It was in 1994 that Ben, David’s eldest son joined the business.

In the years that followed Burbidge steadily grew, increasing its offer of kitchens to include a wide variety of styles and materials, by no means all solid wood. By the nineties, Burbidge had established itself as a leading UK manufacturer; producing highly sought after and exceptionally well crafted kitchen ranges.

With the fifth generation now at the helm the business continues to prosper in retaining its focus on the development of new and innovative products for the fitted kitchen market, both produced in its own factories and in collaboration with a small number of long term sub-contract partners.

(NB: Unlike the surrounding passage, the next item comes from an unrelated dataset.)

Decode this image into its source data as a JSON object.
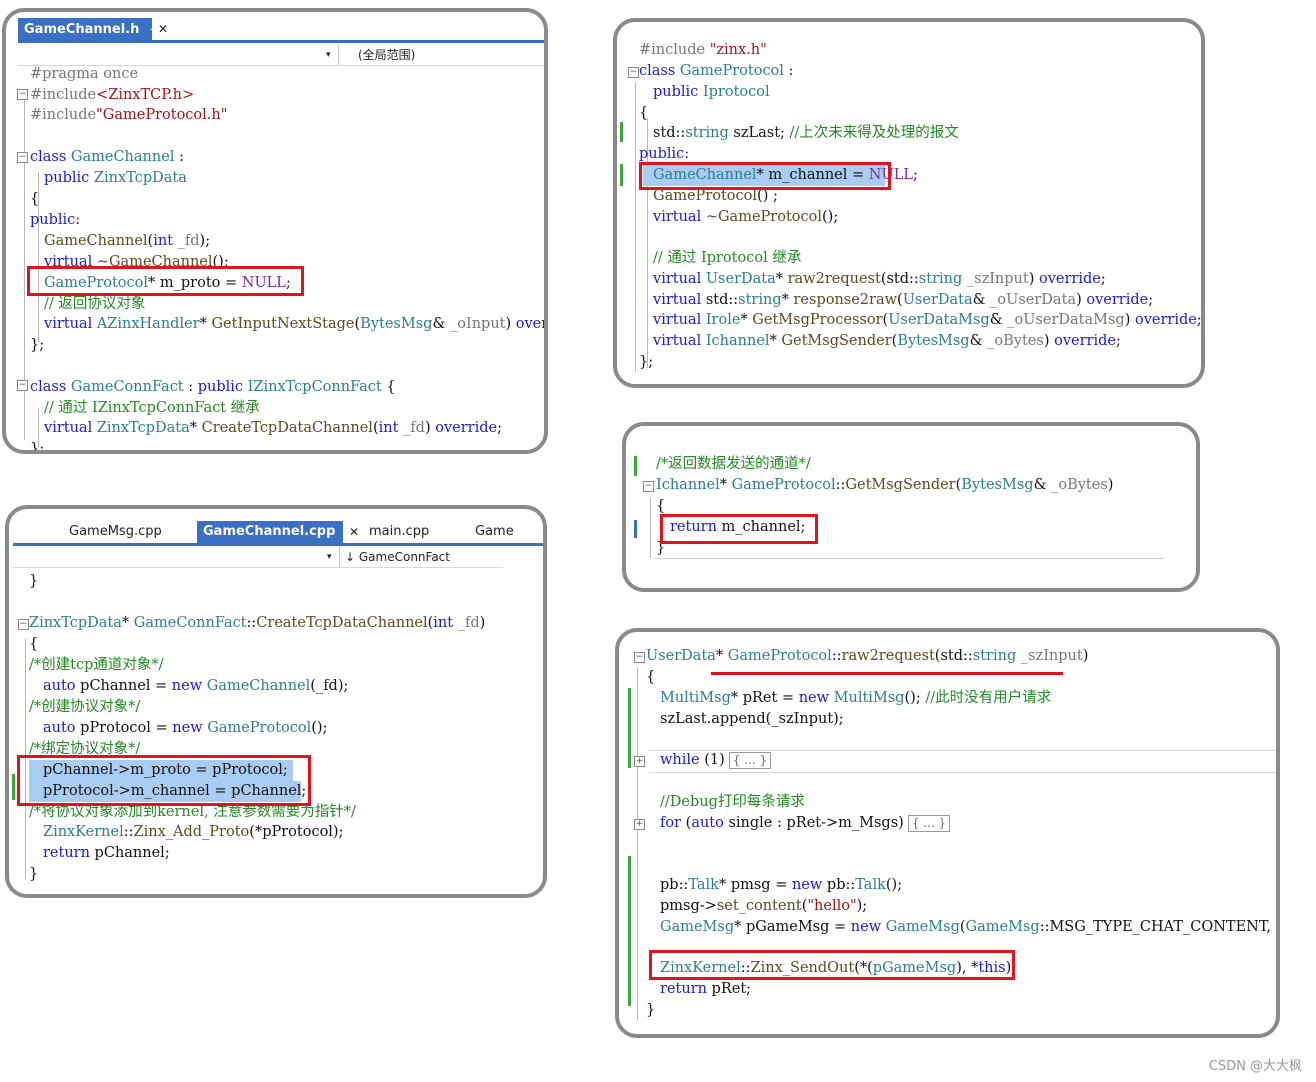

The family tradition of seeking new markets for its skills and competences is alive and well with the company’s rapidly growing presence in the upper end of the UK bathroom furniture market.

In 2016 Ben’s interest and involvement in the woodworking industry was recognised when he was invited to take on the role of Master of The Worshipful Company of Furniture Makers.

At the same time Burbidge were awarded the prestigious Manufacturing Guild Mark by the Worshipful Company of Furniture Makers – a mark of excellence in British furniture making.



A new corporate identity was created to celebrate the company’s 150th anniversary, which denotes an elegant and bold ethos, as well as a contemporary feel. The new logo, reflects both Burbidge’s views and business proposition as the company looks forward to the next 150 years!